If permission had been granted to quarry here this beautiful hill would no longer exist.

Llys Helyg and Trwyn-yr-Wylfa:

At low tide rocks appear which are said to be foundations of a

palace belonging to a wicked prince named Helyg. 

His wickedness was punished by the sea drowning all his land (Conwy Bay)

and destroying his palace.  Helyg and his family supposedly

 ran for safety to a nearby hill Trwyn-yr-Wylfa.

Isle of Man:

The island can be seen on the horizon especially in spring and autumn.


This is really the name of the parish contained between the two headlands but lately used to refer to this eastern end only.  Most of the housing development dates from 1930’s.


The headland has recently been pierced by a second road tunnel which forms the A55.

Sychnant Pass:

Down the centre can be seen the old pack horse trail which continues

down the valley to the Parish church.  The present road was opened in

1722 as part of the new turnpike road from Conwy to Bangor. 


Known as Yr Hen Bentre (Old Village) but only dating from 1770.  It developed around three inns which were built when the new Sychnant road was opened.

Fairy Glen:

A group of pine trees where the river Afon Gyrach descends rapidly from moors to lowlands.  Known since Victorian times as Fairy Glen – original name Nant Daear Lwynog (Glen of the Fox’s Den).

Maen Esgob:

The Rock of the Bishop- refers to the Bishop of Bangor to  whom this ridge once belonged.

Llyn y Wrach:

The gap in the ridge called Llyn y Wrach – Lake of the witch – but wrach is probably a corruption of the word Gyrach – the stream at the bottom of the valley – gyrach mean marsh or bog.

Cefn Llechen – Waen Gyrach:

In the middle ages the now bracken covered slope was divided into long narrow fields or strips.  The fields can be seen clearly in shadow when the sun is low.


In the 18th century squatters cleared an area and built the homestead of Ffridd-y-Foel.  The nearby property, Bwthyn Llwyd is modern.


The track which leads to Ty’n-y-Ffrith farm and onto Tal-y-Fan also led to the areas of ‘turbary’- peat bogs – the source of fuel for the farmer and peasants up to the last century.
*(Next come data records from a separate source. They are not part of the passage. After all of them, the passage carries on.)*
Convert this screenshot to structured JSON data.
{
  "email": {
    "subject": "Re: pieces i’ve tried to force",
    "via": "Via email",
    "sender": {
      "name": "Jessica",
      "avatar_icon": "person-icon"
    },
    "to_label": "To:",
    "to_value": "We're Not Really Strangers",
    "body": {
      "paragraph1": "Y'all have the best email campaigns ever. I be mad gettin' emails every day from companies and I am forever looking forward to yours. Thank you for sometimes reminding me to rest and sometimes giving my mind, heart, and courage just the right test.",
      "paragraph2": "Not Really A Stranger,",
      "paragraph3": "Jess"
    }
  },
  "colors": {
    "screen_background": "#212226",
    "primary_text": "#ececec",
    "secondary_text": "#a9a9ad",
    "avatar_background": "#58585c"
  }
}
Craig Hafodwen:

(The Rock of the White Summer House) This refers to the ancient practice of families moving into the uplands with their stock in the summer months.


The slopes of this quarried hill are the site of a Neolithic stone axe factory. 

Axes made here 5,000 years ago have been found all over Britain.

Meini Hirion:

On the skyline can be seen the outline of some of the boulders which make up Meini Hirion a bronze age stone circle.

(Research by D.J. Roberts, Penmaenmawr Historical Society.